The Magitian is but one. I may gain thousands by relinquishing him, and plying the credulous world with a belief that I fear such bug bears. O, O.
Once I have said, and I say the se∣cond time, Ego te Bestiam infernalem—.
O, no more of that, good Sir: I'le leave the Magitian behind me, and go quietly away, if you please to loose me.
Well done, Reverend Father: your Books are formidable: the Devil fears you, and them.
I fear not this Monkish Devil. Sir, what shall I give you for your Fla∣gellum Daemonum? It will be helpfull to me in scourging the Monks: I doubt not but I shall find more Devils amongst them.
How say you, good Sir, shall I depart quietly?
Quietly, and quickly.
Wife, shall I not kiss before I go?
I abhor thee. I confess I had a child by thee thou cursed Incubus, but I was never married to thee. The name of Husband and Wife with us, were but words, I abbor thee.
As my Mistris abhors thee, so do I abhor thee. Whatsoever I confes't to thee, I'le confess again to a lawfull Priest.
My Lord, O my Lord Luci∣fen: Order you had, or you could not have conserv'd your Government: now All's out of all Order. The Monks and Jesuites in your long absence have set all Hell on fire: they differ'd at first amongst themselves, and now they have stir'd up, and set all Hell against you.
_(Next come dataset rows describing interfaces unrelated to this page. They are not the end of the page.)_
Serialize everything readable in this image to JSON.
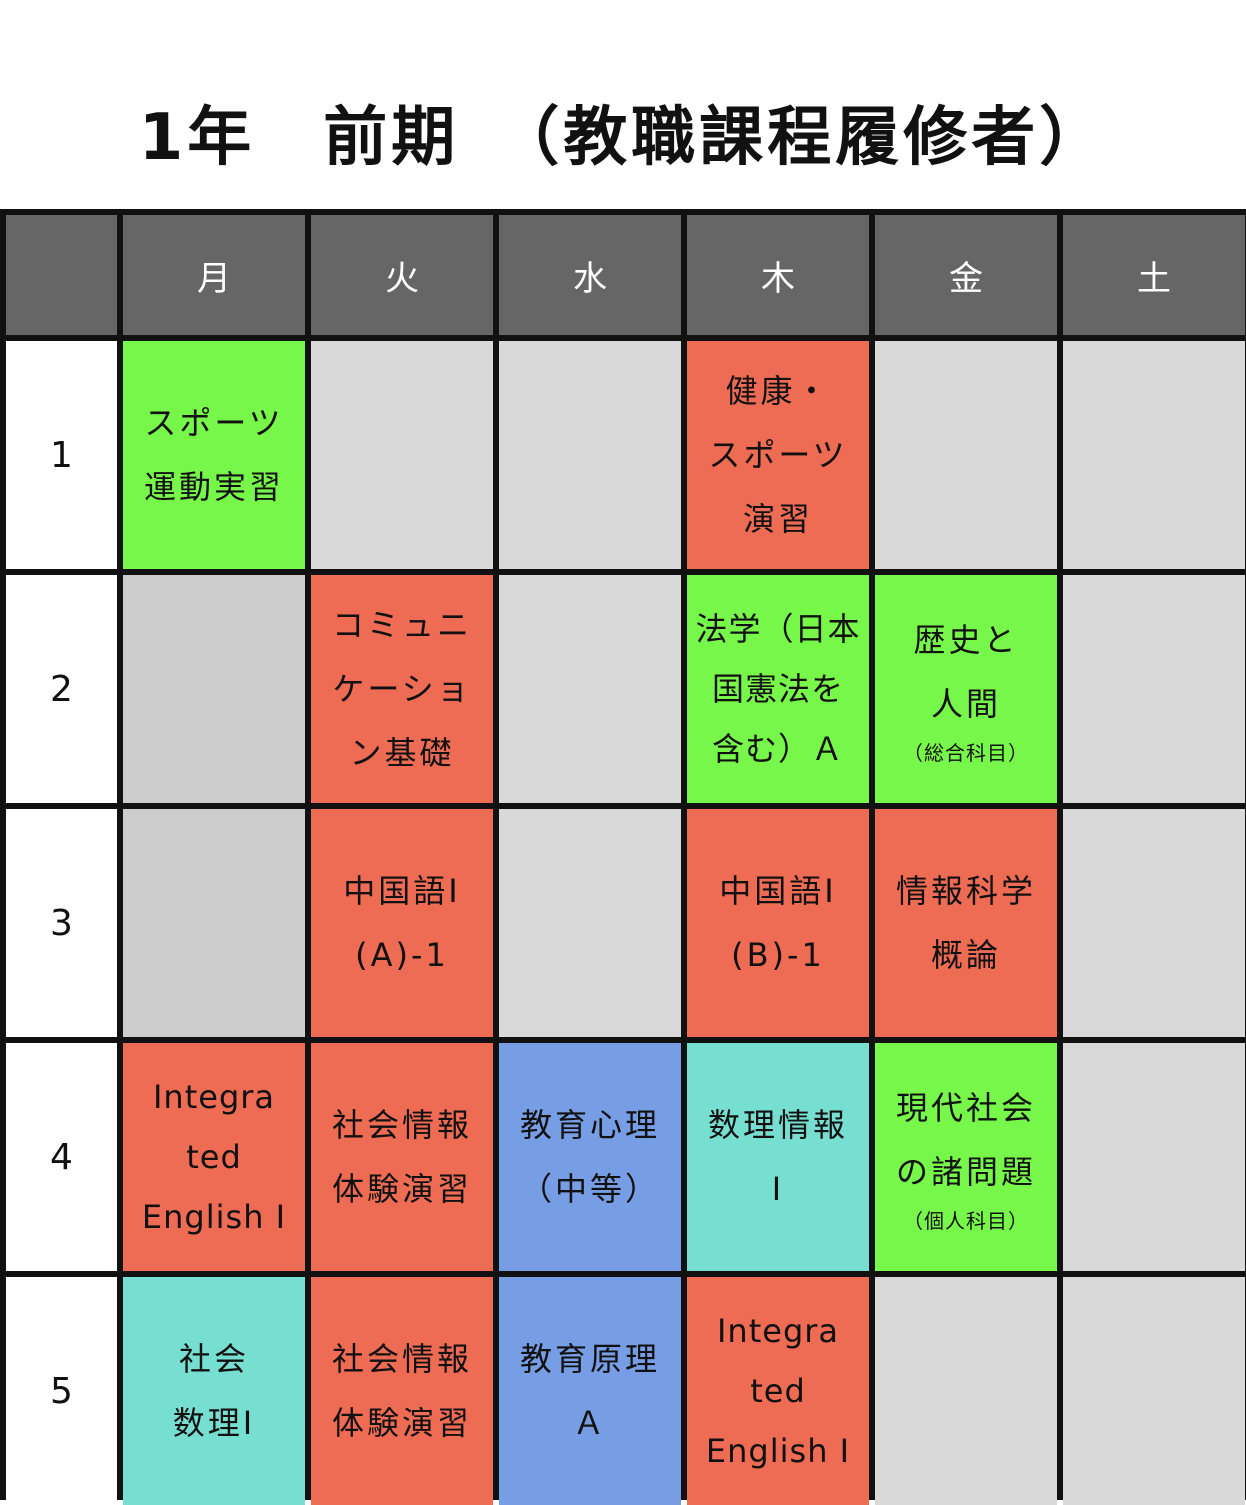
{
  "title": "1年　前期　（教職課程履修者）",
  "colors": {
    "header_bg": "#666666",
    "grid_line": "#111111",
    "required": "#ee6b54",
    "elective": "#77f74a",
    "teacher_training": "#779ee4",
    "math_info": "#77dfd1",
    "empty": "#d9d9d9"
  },
  "days": [
    "月",
    "火",
    "水",
    "木",
    "金",
    "土"
  ],
  "periods": [
    "1",
    "2",
    "3",
    "4",
    "5"
  ],
  "cells": {
    "p1": {
      "mon": [
        "スポーツ",
        "運動実習"
      ],
      "thu": [
        "健康・",
        "スポーツ",
        "演習"
      ]
    },
    "p2": {
      "tue": [
        "コミュニ",
        "ケーショ",
        "ン基礎"
      ],
      "thu": [
        "法学（日本",
        "国憲法を",
        "含む）Ａ"
      ],
      "fri": [
        "歴史と",
        "人間",
        "（総合科目）"
      ]
    },
    "p3": {
      "tue": [
        "中国語Ⅰ",
        "(A)-1"
      ],
      "thu": [
        "中国語Ⅰ",
        "(B)-1"
      ],
      "fri": [
        "情報科学",
        "概論"
      ]
    },
    "p4": {
      "mon": [
        "Integra",
        "ted",
        "English I"
      ],
      "tue": [
        "社会情報",
        "体験演習"
      ],
      "wed": [
        "教育心理",
        "（中等）"
      ],
      "thu": [
        "数理情報",
        "Ⅰ"
      ],
      "fri": [
        "現代社会",
        "の諸問題",
        "（個人科目）"
      ]
    },
    "p5": {
      "mon": [
        "社会",
        "数理Ⅰ"
      ],
      "tue": [
        "社会情報",
        "体験演習"
      ],
      "wed": [
        "教育原理",
        "Ａ"
      ],
      "thu": [
        "Integra",
        "ted",
        "English I"
      ]
    }
  }
}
Your very Se∣raglio of Vestals are wrought and brought into the Combustion.
O, Now am I sick indeed, and beyond Legerdemain. You are the sini∣ster cause of all this, Agrippa.
Touch him not. Ego te, Bestiam infernalem—.
I swell into the Mountain Olympus. O, how I swell! I shall burst asunder: And there's a dreadfull tempest in my stomack. How, and where shall I empty my self? I know not where to be∣stow my troubled stomack, and my sedi∣tious belly. O good Females help me. O some kind body, point me to a secret place. O.
Help the Devil? Not I.
Your helping hand Lucifuga.
O Juno Lucina fer opem. Noise of straining.
Sir: I admonish you in private, to guard your Person: the Monks and Je∣suites cannot observe a distance; they will endanger your life by themselves or their Abettors.
I am in your opinion: but if they kill me, they will immortalize the settled opinion the world hath of them; and I shall appear before him who knows that in all the story, I have kept the path of substantial Truth; and alwayes like Timanthes the Painter, cover'd more than I shew'd. I may have misplac'd and mis∣center'd an Action, but in the substance I have been quadrate with Truth. Beyond this, These Renegadoes expose our Nati∣on, being also their own, ridiculous in their Colledg-Comedies beyond the Seas: why should not we then, within our own Sphere and Region, pay them with the Law of Talion, especially after such most abusive, and most injurious Transactions?
I side with you.
And now, if Archimedes were alive, be would sooner undertake to num∣ber the sands of the Sea, than to summe up the lies that will Epilogize to the Epi∣logue of this Comedy.
My Lord's well amended. He has both vomited and gone to the stoole. He spew'd a proud Jesuite: and was brought to bed backwards of a drun∣ken Monk. Here he comes in the midst of them.
The Jesuire is as like him as if he spat him out of his mouth.
The Monk is a Reverend Monk of a little one.
A Sir Reverence Monk, you should have said.
I have suffered thee too long. De∣part: Ego te—
Lord, and Prince: your presence in Hell will soon allay this Insurrection.
Be gone. Ego te Bestiam—
Farewell, Agrippa: I'le weave out the little parcel of my life, in the good old Garden-house of Devotion.
I and my Maid will setup School again: we shall never want Schollars. But Pretty, we must have a special care to keep the Devil out of our Quarters.
Madam, every man that offers himself at the Door, shall there bare his feet: wee'l see if he be cloven-sooted or no.
I'le joyn my forces with Fa∣ther Robert, my zealous Defender against the Devil. Sir, I shall buy Books of you.
And I shall further instruct you.